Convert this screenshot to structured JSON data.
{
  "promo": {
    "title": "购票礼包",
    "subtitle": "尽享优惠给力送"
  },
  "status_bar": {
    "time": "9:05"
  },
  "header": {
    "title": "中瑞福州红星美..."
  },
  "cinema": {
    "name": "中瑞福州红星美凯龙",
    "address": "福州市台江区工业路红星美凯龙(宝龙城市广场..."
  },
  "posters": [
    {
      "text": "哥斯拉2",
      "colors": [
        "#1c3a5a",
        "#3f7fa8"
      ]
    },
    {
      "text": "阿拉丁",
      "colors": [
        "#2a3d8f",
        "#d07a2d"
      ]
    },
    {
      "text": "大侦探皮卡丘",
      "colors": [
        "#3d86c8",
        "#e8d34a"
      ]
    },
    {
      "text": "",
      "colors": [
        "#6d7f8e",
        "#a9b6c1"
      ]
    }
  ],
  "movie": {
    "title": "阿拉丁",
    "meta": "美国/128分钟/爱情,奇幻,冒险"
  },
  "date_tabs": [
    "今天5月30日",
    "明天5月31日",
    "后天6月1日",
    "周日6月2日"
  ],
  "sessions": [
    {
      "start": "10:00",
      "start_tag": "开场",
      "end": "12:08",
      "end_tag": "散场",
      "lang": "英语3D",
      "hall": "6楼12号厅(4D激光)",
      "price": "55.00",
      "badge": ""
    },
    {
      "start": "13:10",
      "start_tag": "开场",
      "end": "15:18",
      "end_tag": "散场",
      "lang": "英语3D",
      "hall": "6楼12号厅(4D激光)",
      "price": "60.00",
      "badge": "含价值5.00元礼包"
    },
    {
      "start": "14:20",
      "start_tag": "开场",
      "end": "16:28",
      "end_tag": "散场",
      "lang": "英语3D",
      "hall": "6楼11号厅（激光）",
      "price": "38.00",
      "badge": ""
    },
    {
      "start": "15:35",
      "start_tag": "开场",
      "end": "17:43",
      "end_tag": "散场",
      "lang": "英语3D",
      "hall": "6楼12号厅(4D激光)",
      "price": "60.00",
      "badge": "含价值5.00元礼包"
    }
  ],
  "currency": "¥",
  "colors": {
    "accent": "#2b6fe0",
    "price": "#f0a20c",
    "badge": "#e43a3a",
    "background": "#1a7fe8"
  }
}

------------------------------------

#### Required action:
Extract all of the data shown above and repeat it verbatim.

#### Answer space:
Convert this screenshot to structured JSON data.
{
  "promo": {
    "title": "购票礼包",
    "subtitle": "尽享优惠给力送"
  },
  "status_bar": {
    "time": "9:05"
  },
  "header": {
    "title": "中瑞福州红星美..."
  },
  "cinema": {
    "name": "中瑞福州红星美凯龙",
    "address": "福州市台江区工业路红星美凯龙(宝龙城市广场..."
  },
  "posters": [
    {
      "text": "哥斯拉2",
      "colors": [
        "#1c3a5a",
        "#3f7fa8"
      ]
    },
    {
      "text": "阿拉丁",
      "colors": [
        "#2a3d8f",
        "#d07a2d"
      ]
    },
    {
      "text": "大侦探皮卡丘",
      "colors": [
        "#3d86c8",
        "#e8d34a"
      ]
    },
    {
      "text": "",
      "colors": [
        "#6d7f8e",
        "#a9b6c1"
      ]
    }
  ],
  "movie": {
    "title": "阿拉丁",
    "meta": "美国/128分钟/爱情,奇幻,冒险"
  },
  "date_tabs": [
    "今天5月30日",
    "明天5月31日",
    "后天6月1日",
    "周日6月2日"
  ],
  "sessions": [
    {
      "start": "10:00",
      "start_tag": "开场",
      "end": "12:08",
      "end_tag": "散场",
      "lang": "英语3D",
      "hall": "6楼12号厅(4D激光)",
      "price": "55.00",
      "badge": ""
    },
    {
      "start": "13:10",
      "start_tag": "开场",
      "end": "15:18",
      "end_tag": "散场",
      "lang": "英语3D",
      "hall": "6楼12号厅(4D激光)",
      "price": "60.00",
      "badge": "含价值5.00元礼包"
    },
    {
      "start": "14:20",
      "start_tag": "开场",
      "end": "16:28",
      "end_tag": "散场",
      "lang": "英语3D",
      "hall": "6楼11号厅（激光）",
      "price": "38.00",
      "badge": ""
    },
    {
      "start": "15:35",
      "start_tag": "开场",
      "end": "17:43",
      "end_tag": "散场",
      "lang": "英语3D",
      "hall": "6楼12号厅(4D激光)",
      "price": "60.00",
      "badge": "含价值5.00元礼包"
    }
  ],
  "currency": "¥",
  "colors": {
    "accent": "#2b6fe0",
    "price": "#f0a20c",
    "badge": "#e43a3a",
    "background": "#1a7fe8"
  }
}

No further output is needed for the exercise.